servants; discourses on such topics as technology transfer, labor-market
implications, taxation, and joint ventures by academic specialists; and
two case studies of particular firms (MacMillan Bloedel and Northern

Readers with their own special interests in the subject are bound to
find the volume a useful resource. The papers are largely written by and
for economists and public-policy specialists, but more general readers
may at least find Raynauld’s summary instructive. It would no doubt
also be wrong to expect a book of this sort to say anything unusually
arresting or provocative. The subject is increasingly important and even
fascinating, and there is some good material in these pages. For the
most part, however, it is hidden between the lines. As Raynauld states,
“[in Canada as elsewhere] foreign investment and other transnational
strategies are in the middle of a transition period where the rules of
the game are still experimental, uncertain, and in a state of flux.”
In this atmosphere analysts are perhaps rightly disinclined to be
adventurous. Though there is some food for thought about an adventurous
book on “the rise of Canadian multinationals” here, circumstances

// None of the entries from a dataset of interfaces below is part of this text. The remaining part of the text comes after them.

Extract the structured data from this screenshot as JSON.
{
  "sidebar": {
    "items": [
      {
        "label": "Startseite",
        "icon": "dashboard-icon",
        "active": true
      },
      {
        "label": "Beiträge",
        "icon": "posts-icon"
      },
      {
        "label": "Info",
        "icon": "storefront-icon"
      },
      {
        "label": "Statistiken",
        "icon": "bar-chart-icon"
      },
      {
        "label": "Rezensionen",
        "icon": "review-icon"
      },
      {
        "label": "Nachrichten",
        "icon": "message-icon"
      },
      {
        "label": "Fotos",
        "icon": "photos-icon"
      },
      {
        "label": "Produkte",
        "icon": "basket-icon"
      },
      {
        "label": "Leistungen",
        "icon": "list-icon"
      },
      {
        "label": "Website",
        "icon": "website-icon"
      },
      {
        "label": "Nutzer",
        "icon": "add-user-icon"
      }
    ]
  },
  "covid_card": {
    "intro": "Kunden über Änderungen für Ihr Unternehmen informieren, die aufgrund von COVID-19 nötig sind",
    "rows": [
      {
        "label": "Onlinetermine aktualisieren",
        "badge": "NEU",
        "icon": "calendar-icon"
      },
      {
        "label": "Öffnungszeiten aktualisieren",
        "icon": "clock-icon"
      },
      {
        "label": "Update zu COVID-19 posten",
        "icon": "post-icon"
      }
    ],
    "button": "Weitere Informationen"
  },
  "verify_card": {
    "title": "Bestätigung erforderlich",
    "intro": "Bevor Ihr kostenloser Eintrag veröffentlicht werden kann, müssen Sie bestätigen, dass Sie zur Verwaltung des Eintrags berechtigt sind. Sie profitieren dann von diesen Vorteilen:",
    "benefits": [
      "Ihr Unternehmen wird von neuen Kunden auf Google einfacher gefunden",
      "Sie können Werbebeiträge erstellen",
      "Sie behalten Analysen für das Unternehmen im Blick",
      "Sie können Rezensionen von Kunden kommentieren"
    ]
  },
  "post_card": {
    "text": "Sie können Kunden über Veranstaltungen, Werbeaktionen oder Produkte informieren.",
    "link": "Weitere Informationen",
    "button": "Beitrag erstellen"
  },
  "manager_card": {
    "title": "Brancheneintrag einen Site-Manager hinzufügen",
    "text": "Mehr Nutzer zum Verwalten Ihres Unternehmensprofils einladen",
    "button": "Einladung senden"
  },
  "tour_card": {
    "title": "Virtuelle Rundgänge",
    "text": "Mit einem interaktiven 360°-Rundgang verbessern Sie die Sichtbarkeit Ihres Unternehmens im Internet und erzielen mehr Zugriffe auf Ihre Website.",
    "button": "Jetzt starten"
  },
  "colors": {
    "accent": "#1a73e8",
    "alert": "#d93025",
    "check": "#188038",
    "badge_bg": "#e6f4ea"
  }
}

are no doubt not yet ripe for this kind of book. In the meantime what
Stephen Globerman and his colleagues have put together is helpful


“Canadian-Based Multinationals,” Canadian Book Review Annual Online, accessed May 27, 2024,